As the COP28 climate talks rumbled on in Dubai, a room full of policymakers, trade union officials and shipping folk met at the Palace of Westminster in London to discuss decarbonisation.

The event was the latest in a series held by the makers, including myself, of The Oil Machine film who wanted to throw an audio-visual pebble into the debate about how to find both clean energy — and security.

Leading economist Ann Pettifor, a member of the Scottish Just Transition Commission, explained the short-term interests and dangers of speculating in the financial and oil markets.

Others called for more public ownership and decried continuing hydrocarbon licensing while warning that the threat of closure at the huge Grangemouth refinery near Edinburgh was a pointer to the threat to jobs of declining oil demand.

But it took a shipbroker, Hugo Wilson from Affinity (Shipping), to ask the pertinent question: “So which country has adopted the kind of model on decarbonisation that could be followed by the rest of us?”

The room was stumped.

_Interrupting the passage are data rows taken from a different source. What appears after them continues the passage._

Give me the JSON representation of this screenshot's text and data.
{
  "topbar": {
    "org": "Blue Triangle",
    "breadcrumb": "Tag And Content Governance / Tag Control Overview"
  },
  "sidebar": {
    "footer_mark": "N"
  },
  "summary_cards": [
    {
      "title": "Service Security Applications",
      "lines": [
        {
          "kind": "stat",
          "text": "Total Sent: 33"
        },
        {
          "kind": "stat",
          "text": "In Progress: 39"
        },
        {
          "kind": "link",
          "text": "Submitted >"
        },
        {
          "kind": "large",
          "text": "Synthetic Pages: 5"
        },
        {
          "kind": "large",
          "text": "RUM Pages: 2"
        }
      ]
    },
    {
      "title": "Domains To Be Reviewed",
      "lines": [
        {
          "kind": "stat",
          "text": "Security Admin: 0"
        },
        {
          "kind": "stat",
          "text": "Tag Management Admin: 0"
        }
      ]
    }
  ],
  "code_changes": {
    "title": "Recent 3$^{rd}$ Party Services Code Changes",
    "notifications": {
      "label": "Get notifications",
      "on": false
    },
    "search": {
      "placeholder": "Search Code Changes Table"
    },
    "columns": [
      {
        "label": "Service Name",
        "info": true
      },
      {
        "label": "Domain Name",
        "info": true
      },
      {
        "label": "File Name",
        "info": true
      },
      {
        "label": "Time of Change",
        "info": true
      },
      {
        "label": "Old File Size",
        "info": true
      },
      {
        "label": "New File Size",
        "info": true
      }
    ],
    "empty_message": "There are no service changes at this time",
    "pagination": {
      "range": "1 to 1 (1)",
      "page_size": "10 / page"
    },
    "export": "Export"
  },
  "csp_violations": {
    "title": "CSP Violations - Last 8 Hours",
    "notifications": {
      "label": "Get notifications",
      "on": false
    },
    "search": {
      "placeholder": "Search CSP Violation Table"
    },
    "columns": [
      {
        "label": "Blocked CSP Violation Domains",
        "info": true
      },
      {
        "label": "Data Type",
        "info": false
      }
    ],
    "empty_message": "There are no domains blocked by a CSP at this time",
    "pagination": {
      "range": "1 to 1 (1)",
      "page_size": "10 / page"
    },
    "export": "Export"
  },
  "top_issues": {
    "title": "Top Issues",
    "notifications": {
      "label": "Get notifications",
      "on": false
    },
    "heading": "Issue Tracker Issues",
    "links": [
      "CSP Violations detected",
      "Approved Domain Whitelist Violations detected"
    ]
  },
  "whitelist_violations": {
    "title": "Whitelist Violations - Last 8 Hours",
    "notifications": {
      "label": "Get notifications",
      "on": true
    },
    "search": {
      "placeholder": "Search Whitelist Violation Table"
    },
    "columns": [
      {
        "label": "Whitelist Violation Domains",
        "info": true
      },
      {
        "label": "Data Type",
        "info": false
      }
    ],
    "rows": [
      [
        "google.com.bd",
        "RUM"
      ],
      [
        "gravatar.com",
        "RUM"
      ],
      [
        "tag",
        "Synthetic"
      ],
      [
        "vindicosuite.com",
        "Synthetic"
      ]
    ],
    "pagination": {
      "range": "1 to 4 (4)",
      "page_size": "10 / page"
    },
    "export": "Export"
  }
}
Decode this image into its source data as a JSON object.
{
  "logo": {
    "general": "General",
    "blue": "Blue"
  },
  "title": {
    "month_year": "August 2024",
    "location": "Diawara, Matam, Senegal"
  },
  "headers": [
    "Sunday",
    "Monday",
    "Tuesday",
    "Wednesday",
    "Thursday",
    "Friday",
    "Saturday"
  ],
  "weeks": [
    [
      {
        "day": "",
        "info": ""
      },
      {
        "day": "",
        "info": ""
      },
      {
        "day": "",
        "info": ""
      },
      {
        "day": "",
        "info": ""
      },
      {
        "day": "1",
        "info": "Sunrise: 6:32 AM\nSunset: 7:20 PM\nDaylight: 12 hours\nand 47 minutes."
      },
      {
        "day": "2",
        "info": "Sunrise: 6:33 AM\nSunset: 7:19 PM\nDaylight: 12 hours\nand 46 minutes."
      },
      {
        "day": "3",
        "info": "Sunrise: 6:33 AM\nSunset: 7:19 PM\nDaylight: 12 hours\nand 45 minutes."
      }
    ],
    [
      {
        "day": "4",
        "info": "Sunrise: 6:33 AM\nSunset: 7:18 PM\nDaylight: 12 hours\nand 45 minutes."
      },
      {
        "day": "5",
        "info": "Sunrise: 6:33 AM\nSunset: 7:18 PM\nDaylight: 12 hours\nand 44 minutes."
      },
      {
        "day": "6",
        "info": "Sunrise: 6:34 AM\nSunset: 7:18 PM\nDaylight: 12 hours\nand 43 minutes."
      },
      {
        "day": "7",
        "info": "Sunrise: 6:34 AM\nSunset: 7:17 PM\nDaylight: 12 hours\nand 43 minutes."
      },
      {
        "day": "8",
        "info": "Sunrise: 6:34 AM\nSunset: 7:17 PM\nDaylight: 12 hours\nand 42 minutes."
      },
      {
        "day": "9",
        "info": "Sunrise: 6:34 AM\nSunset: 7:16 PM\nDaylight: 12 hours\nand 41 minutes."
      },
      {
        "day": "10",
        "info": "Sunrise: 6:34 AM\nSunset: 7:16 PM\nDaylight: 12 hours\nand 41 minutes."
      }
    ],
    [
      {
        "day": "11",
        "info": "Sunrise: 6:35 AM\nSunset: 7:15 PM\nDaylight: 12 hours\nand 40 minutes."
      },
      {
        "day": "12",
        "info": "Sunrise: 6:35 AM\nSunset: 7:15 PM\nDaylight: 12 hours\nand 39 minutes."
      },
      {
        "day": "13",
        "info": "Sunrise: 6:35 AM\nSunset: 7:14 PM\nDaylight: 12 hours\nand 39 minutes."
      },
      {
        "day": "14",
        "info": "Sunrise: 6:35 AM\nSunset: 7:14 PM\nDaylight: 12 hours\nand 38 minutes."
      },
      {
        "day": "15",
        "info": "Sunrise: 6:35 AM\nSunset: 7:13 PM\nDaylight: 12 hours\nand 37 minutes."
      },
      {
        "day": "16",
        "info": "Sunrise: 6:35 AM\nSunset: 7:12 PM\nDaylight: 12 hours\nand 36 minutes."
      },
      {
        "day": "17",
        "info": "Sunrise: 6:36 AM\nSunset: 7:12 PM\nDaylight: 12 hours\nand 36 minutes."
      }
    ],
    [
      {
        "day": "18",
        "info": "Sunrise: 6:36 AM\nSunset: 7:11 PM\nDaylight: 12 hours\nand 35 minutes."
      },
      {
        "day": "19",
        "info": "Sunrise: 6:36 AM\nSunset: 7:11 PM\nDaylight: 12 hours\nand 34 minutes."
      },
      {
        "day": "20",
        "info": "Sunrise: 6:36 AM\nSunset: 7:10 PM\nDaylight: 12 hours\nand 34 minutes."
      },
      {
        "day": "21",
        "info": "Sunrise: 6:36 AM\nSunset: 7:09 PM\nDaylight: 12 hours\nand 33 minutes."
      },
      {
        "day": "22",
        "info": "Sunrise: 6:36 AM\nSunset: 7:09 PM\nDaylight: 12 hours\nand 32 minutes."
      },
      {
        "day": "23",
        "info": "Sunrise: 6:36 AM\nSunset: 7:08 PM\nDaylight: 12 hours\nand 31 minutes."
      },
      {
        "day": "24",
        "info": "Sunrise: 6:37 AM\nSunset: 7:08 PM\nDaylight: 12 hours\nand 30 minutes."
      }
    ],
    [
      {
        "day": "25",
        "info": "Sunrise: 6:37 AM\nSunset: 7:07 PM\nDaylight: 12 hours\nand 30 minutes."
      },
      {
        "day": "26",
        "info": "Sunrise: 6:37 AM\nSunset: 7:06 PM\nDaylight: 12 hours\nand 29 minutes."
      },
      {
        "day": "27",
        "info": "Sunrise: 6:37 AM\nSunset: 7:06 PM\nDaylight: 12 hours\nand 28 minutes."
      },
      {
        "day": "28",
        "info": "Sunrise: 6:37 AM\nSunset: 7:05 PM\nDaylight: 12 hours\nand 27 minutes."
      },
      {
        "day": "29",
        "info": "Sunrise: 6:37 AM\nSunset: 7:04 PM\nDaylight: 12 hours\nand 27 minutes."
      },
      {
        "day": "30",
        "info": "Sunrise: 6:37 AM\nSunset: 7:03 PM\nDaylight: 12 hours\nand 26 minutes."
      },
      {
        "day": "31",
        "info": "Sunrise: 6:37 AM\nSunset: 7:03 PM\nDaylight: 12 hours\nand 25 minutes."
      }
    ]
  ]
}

While some praised Norway for doing so much on renewables — and I would have put forward Denmark for encouraging industrial leaders such as Vestas, Orsted and AP Moller-Maersk — few countries, it was agreed, were showing the way.

The UK has a Climate Change Act but is licensing new oilfields and coal mines, while the US has a massive green energy investment programme but is expanding its hydrocarbon output daily.

In terms of the justice side of the equation, the room finally came down to the historic example of the tiny islands of Shetland — a Scottish archipelago halfway between the Faroe Islands and Norway — where the local community obtained a strong financial package with the oil industry in return for development of the Sullom Voe terminal.

Even today, there are still excellent social services on Shetland at a time when many other parts of Britain have seen only decline. Still, we may conclude that the future must come from our imagination.

And if free market governments can pay people to stay at home and not work, as happened during Covid, then things can certainly change in the face of extreme threats.

The problem is, many people feel able to discount the climate crisis as an extreme threat — even after 8m Pakistanis were forced to leave their homes and 33m were directly affected by flooding last year.

Affinity Carbon Solutions' Hugo Wilson asked which country could truly be said to be the way on decarbonisation. Photo: Contributed

There have been 28 climate talks by the United Nations’ Conference of the Parties, or COP, but so far the words “fossil fuels” have not been entered into any final text. Will this year be different?

While these texts might stumble, many businesses see the need for change and want policymakers to buck up. Five years ago, you could not have imagined five leading container ship operators making a plea for a date to phase out fossil-fuelled vessels.

There have been 28 COP climate talks, but so far the words ‘fossil fuels’ have not been entered into any final text. Will this year be different?

It’s the equivalent of being paid by the government to stay at home for the chief executives of CMA CGM, Maersk and others to demand a course of action that will cost them a lot of cash — but it will help secure our long-term futures.

A recent World Economic Forum report says the total bill for constructing new or retrofitting existing ships for zero CO2 emissions could be $450bn.

But as Rolf Habben Jansen of Hapag-Lloyd put it: “A regulatory framework and clear targets are crucial to accelerating the introduction of alternative fuels.”

In the meantime, some shipowners are voting with their feet — or wallets. More than 150 newbuildings able to use potentially no-carbon methanol as well as diesel in their main engines have been ordered so far this year, according to class society DNV.

Other owners still argue it’s unfair for them to be expected to move into “clean” fuels, with or without regulation, until bunker suppliers can assure them there will be enough to go around.

And there are still arguments that the European Union’s Emissions Trading System, scheduled to apply to shipping on 1 January, will just drive traffic away from continental ports as owners re-route to dodge tax.

So there are loads of tricky questions, whether in Brussels, Dubai or London, but carbon emissions keep on rising along with extreme weather conditions. The Oil Machine grinds on.